[Work task] Even if a line seems odd, print it as it is, and include every record.

== Extracted entries ==

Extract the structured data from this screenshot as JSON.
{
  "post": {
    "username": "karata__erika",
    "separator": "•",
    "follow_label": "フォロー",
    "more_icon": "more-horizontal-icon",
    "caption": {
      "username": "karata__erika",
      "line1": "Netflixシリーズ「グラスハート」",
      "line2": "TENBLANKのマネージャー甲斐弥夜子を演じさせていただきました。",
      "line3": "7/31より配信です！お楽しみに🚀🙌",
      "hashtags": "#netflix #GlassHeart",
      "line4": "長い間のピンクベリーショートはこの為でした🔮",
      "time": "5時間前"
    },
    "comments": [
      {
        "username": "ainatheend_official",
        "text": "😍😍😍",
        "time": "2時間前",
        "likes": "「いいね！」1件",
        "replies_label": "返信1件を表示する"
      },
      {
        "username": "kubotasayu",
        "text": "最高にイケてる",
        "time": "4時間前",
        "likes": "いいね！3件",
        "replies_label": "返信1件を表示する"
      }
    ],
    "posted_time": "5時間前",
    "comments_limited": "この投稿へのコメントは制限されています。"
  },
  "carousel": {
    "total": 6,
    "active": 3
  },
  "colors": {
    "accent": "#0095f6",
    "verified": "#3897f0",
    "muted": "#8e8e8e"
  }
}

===

[Problem solution]
Extract the structured data from this screenshot as JSON.
{
  "post": {
    "username": "karata__erika",
    "separator": "•",
    "follow_label": "フォロー",
    "more_icon": "more-horizontal-icon",
    "caption": {
      "username": "karata__erika",
      "line1": "Netflixシリーズ「グラスハート」",
      "line2": "TENBLANKのマネージャー甲斐弥夜子を演じさせていただきました。",
      "line3": "7/31より配信です！お楽しみに🚀🙌",
      "hashtags": "#netflix #GlassHeart",
      "line4": "長い間のピンクベリーショートはこの為でした🔮",
      "time": "5時間前"
    },
    "comments": [
      {
        "username": "ainatheend_official",
        "text": "😍😍😍",
        "time": "2時間前",
        "likes": "「いいね！」1件",
        "replies_label": "返信1件を表示する"
      },
      {
        "username": "kubotasayu",
        "text": "最高にイケてる",
        "time": "4時間前",
        "likes": "いいね！3件",
        "replies_label": "返信1件を表示する"
      }
    ],
    "posted_time": "5時間前",
    "comments_limited": "この投稿へのコメントは制限されています。"
  },
  "carousel": {
    "total": 6,
    "active": 3
  },
  "colors": {
    "accent": "#0095f6",
    "verified": "#3897f0",
    "muted": "#8e8e8e"
  }
}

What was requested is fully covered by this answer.